Nakama’s authoritative matches do not broadcast any state automatically. It’s up to your match handler code to use the
dispatcher.broadcast_message(...) function to send state to one or more client. This gives you total control over when to send state updates, what data they should contain, and whether to send them to all players currently in the match or only a subset.
We generally recommend sending at most one message to each player per tick. This might be the same message to all players or a different one to each one, but nonetheless we recommend one update per player and for the message to be as small as you can make it.
Hope this helps!
Thank you so much for the help! I think I’ll try to send the entire state of a match to all players as one message every tick then, under one op_code Ideally I think I should only send changes to the state to keep message small, maybe along with a checksum for clients to see if their state still matches the server’s.
However, if you could please explain, why is it better to send one big message out over the internet, rather than multiple smaller ones? Don’t the smaller ones travel faster?
Also, if you send small messages out emmediatly as you recieve player inputs —as in relayed multiplayer— wouldn’t that be faster than bundling them all together into one big message that waits to be sent on the next tick? Or does client relayed multiplayer also internally work with a tick rate anyways, bringing this back to my previous paragraph’s question?

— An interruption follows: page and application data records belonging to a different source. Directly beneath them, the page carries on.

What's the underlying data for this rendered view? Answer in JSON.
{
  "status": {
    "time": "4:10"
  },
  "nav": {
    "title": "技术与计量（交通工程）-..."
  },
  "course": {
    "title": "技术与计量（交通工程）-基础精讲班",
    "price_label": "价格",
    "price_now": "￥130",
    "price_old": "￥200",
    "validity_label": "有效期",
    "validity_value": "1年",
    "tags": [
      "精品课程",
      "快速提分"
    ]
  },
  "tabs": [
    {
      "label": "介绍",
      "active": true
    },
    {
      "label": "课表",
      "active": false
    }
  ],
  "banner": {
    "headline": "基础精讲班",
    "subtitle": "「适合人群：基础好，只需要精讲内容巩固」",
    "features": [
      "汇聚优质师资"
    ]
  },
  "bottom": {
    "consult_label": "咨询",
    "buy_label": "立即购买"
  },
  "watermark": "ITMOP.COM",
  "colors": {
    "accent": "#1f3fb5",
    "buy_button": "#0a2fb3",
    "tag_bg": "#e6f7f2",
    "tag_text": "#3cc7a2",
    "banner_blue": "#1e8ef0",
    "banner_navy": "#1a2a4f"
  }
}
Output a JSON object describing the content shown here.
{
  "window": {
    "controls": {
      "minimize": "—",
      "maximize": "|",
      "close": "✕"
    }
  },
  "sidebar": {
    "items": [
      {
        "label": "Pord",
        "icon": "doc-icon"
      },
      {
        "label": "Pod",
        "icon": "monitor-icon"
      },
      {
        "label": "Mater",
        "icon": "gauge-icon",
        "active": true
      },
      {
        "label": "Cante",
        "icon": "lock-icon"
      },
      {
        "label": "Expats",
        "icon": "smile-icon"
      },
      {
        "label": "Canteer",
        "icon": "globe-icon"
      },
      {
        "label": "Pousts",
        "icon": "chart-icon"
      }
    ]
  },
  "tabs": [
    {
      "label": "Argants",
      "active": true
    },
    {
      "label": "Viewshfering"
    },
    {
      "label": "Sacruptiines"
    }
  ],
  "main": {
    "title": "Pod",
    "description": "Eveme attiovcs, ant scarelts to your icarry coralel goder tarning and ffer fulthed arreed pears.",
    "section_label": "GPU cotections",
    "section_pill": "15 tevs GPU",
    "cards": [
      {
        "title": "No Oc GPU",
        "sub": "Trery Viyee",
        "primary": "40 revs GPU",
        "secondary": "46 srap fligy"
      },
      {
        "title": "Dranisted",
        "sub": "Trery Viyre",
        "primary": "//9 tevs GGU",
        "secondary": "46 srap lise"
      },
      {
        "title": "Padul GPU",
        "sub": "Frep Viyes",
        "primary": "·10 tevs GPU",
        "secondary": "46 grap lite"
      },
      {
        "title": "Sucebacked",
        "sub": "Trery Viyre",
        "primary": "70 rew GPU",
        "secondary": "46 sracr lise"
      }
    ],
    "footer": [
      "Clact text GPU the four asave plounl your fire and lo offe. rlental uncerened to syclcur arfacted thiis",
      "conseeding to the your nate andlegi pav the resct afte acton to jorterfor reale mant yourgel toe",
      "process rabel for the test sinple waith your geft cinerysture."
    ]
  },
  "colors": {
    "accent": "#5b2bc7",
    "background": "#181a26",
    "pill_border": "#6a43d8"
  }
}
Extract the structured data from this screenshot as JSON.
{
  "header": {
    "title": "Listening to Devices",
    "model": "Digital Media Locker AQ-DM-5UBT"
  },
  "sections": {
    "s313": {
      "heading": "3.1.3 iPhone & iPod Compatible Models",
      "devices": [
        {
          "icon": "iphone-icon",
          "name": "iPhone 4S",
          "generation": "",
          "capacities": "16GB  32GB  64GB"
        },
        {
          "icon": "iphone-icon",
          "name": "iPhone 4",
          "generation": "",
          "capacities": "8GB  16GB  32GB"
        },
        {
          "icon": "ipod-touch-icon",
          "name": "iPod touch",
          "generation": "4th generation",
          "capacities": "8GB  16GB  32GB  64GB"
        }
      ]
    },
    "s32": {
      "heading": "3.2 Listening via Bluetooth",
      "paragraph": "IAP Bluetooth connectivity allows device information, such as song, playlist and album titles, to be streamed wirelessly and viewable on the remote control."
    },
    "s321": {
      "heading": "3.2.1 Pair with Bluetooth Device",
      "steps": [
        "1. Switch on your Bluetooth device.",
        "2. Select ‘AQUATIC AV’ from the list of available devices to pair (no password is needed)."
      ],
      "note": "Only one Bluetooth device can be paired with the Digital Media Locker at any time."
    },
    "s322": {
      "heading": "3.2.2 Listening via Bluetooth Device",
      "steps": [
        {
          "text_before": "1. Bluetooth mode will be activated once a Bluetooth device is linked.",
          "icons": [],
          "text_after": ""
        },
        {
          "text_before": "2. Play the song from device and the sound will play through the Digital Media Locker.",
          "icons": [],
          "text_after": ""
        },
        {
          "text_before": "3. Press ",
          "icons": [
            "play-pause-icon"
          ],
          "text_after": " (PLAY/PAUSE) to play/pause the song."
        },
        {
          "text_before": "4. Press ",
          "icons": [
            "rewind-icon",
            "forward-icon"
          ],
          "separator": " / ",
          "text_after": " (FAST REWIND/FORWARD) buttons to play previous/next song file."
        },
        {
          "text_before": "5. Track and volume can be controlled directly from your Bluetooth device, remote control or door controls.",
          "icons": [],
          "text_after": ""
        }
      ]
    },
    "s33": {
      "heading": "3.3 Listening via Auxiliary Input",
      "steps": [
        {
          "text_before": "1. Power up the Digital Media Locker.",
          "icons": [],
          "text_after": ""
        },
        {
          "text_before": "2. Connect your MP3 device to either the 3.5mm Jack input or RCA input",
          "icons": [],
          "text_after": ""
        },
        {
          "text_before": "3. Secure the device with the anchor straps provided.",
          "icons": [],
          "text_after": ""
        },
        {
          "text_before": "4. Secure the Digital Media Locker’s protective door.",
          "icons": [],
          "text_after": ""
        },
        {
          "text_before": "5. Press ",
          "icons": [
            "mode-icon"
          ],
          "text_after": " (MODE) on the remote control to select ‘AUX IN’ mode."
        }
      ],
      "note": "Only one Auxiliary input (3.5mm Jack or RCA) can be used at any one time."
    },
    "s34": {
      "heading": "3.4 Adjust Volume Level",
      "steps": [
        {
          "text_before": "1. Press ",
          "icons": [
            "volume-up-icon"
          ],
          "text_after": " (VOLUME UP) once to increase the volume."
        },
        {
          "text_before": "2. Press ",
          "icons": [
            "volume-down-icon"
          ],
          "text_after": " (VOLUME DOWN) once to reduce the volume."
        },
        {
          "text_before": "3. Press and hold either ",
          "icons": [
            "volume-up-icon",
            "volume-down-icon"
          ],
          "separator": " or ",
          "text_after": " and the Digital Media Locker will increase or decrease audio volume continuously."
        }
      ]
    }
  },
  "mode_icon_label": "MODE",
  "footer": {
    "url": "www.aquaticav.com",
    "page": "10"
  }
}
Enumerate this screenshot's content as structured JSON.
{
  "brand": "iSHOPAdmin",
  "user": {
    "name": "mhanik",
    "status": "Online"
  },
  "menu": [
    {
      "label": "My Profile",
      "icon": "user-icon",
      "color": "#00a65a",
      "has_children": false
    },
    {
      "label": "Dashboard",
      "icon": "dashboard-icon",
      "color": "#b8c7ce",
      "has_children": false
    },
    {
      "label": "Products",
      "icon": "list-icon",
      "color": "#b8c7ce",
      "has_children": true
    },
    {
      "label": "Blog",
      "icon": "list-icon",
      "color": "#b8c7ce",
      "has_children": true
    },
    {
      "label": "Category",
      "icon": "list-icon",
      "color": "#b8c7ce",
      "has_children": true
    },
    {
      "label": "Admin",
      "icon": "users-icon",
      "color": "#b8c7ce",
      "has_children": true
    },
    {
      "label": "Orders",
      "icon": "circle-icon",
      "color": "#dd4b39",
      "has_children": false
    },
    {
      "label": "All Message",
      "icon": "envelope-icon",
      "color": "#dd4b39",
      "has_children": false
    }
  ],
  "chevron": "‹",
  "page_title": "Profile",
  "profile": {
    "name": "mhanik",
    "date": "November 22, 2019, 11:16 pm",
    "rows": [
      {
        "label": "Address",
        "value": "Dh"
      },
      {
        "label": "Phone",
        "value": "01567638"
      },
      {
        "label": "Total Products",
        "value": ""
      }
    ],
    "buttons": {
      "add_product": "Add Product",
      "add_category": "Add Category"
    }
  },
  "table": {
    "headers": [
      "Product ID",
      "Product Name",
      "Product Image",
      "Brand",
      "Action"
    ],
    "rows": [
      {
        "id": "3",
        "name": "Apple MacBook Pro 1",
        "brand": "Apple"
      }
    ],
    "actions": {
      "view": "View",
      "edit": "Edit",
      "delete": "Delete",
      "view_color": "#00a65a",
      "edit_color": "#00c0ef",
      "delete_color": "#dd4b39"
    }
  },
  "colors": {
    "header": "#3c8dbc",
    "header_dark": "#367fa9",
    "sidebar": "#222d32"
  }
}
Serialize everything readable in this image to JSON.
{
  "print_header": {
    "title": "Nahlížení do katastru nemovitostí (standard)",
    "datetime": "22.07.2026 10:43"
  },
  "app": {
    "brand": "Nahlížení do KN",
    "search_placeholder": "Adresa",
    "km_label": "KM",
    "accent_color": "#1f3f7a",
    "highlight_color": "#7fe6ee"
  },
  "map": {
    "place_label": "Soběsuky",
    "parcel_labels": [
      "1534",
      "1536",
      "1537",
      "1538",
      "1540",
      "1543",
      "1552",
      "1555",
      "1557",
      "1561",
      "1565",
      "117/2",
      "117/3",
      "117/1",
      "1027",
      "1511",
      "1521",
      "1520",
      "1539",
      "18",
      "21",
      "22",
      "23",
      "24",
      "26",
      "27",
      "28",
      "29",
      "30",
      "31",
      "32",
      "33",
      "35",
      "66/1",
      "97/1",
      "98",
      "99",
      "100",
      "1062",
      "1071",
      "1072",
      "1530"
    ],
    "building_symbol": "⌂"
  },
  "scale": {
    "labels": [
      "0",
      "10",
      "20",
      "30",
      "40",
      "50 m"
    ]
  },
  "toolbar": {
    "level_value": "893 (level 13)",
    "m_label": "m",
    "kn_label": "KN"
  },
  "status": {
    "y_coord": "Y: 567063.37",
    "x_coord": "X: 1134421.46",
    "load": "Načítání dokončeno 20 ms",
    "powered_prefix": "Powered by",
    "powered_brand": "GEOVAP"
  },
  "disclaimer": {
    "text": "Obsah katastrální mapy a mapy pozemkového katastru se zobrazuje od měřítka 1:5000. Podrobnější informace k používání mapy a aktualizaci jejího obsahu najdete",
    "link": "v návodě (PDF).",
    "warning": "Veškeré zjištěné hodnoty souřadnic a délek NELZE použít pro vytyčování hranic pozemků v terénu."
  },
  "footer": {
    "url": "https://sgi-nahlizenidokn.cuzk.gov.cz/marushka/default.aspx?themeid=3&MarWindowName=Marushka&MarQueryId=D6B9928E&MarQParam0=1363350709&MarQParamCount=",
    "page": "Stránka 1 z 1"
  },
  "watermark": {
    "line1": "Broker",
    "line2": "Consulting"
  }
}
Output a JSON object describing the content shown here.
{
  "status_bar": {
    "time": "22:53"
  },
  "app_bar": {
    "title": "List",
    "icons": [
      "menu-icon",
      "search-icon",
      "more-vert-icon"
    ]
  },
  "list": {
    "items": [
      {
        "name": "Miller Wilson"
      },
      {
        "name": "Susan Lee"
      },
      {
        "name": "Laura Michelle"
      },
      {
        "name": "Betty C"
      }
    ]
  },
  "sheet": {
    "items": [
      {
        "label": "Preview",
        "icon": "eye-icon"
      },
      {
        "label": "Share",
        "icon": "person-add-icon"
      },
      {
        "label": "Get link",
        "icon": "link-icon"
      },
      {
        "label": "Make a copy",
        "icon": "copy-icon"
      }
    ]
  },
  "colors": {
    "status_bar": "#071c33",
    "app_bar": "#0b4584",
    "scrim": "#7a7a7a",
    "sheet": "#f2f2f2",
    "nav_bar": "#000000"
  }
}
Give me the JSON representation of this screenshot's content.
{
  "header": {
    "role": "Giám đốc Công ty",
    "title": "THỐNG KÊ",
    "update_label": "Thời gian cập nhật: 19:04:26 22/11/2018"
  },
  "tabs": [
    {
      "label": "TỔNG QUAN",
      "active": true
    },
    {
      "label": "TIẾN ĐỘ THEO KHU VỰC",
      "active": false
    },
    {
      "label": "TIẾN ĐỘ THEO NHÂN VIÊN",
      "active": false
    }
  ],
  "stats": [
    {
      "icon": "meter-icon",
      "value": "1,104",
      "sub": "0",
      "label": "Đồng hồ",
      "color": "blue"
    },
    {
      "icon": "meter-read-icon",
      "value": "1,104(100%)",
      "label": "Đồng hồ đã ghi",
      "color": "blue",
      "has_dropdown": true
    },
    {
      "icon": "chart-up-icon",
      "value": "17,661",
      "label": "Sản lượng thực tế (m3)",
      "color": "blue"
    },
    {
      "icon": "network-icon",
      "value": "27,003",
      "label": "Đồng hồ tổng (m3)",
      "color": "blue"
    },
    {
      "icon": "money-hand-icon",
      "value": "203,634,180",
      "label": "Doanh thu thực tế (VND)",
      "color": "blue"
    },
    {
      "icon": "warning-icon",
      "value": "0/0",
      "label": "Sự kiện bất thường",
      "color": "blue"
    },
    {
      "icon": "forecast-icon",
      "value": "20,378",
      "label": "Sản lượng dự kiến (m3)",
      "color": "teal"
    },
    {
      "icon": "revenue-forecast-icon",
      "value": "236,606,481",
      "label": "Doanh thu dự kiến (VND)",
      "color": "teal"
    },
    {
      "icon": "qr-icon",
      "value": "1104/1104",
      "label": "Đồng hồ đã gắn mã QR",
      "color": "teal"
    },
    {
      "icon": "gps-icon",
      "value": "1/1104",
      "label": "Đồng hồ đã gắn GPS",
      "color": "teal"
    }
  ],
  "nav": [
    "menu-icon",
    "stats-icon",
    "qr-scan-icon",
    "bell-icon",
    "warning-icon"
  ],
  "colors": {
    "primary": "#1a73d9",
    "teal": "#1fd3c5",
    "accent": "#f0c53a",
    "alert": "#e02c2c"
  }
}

Thank you again for your kind help. If it’s too much of a hassle to explain, don’t feel bad to leave me to my own devices